Federal Primary Materials

The U.S. federal government system consists of executive, legislative, and judicial branches, each of which creates information that can be the subject of legal research about Legal Placement. This part provides references, in relation to Legal Placement, to the legislative process, the federal judiciary, and the primary sources of federal law (cases, statutes, and regulations).

Federal primary materials about Legal Placement by content types:

Laws and Regulations

US Constitution
Federal Statutory Codes and Legislation

Federal Case Law and Court Materials

U.S. Courts of Appeals
United States courts of appeals, inclouding bankruptcy courts and bankcruptcy appellate panels:

Federal Administrative Materials and Resources

Presidential Materials

Materials that emanate from the President’s lawmaking function include executive orders for officers in departments and agencies and proclamations for announcing ceremonial or commemorative policies. Presidential materials available include:

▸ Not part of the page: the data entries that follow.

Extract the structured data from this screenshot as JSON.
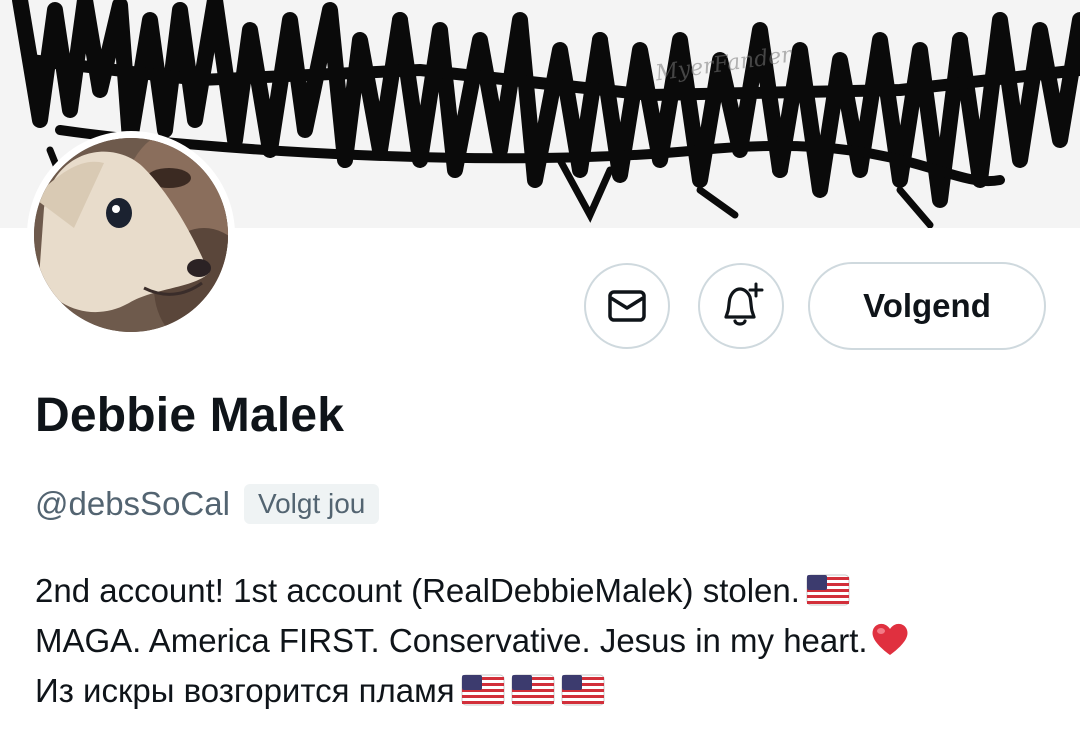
{
  "profile": {
    "banner_watermark": "MyerFander",
    "display_name": "Debbie Malek",
    "handle": "@debsSoCal",
    "follows_you_badge": "Volgt jou",
    "bio_line1": "2nd account! 1st account (RealDebbieMalek) stolen.",
    "bio_line2": "MAGA. America FIRST. Conservative. Jesus in my heart.",
    "bio_line3": "Из искры возгорится пламя"
  },
  "actions": {
    "message_icon": "envelope-icon",
    "notify_icon": "bell-plus-icon",
    "follow_label": "Volgend"
  },
  "colors": {
    "text_primary": "#0f1419",
    "text_secondary": "#536471",
    "border": "#cfd9de",
    "badge_bg": "#eff3f4"
  }
}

Executive Materials

Federal Legislative History Materials

Legislative history traces the legislative process of a particular bill (about Legal Placement and other subjects) for the main purpose of determining the legislators’ intent behind the enactment of a law to explain or clarify ambiguities in the language or the perceived meaning of that law (about Legal Placement or other topics), or locating the current status of a bill and monitoring its progress.

State Administrative Materials and Resources

State regulations are rules and procedures promulgated by state agencies (which may apply to Legal Placement and other topics); they are a binding source of law. In addition to promulgating regulations, state administrative boards and agencies often have judicial or quasi-judicial authority and may issue administrative decisions affecting Legal Placement. Finding these decisions can be challenging. In many cases, researchers about Legal Placement should check state agency web sites for their regulations, decisions, forms, and other information of interest.

State rules and regulations are found in codes of regulations and administrative codes (official compilation of all rules and regulations, organized by subject matter). Search here:

State opinions of the Attorney General (official written advisory opinions on issues of state law related to Legal Placement when formerly requested by a designated government officer):

Tools and Forms

Law in Other Regions

*This resource guide is updated frequently. However, if you notice something is wrong or not working, or any resources that should be added, please notify us in any of the "Leave a Comment" area.

Leave a Comment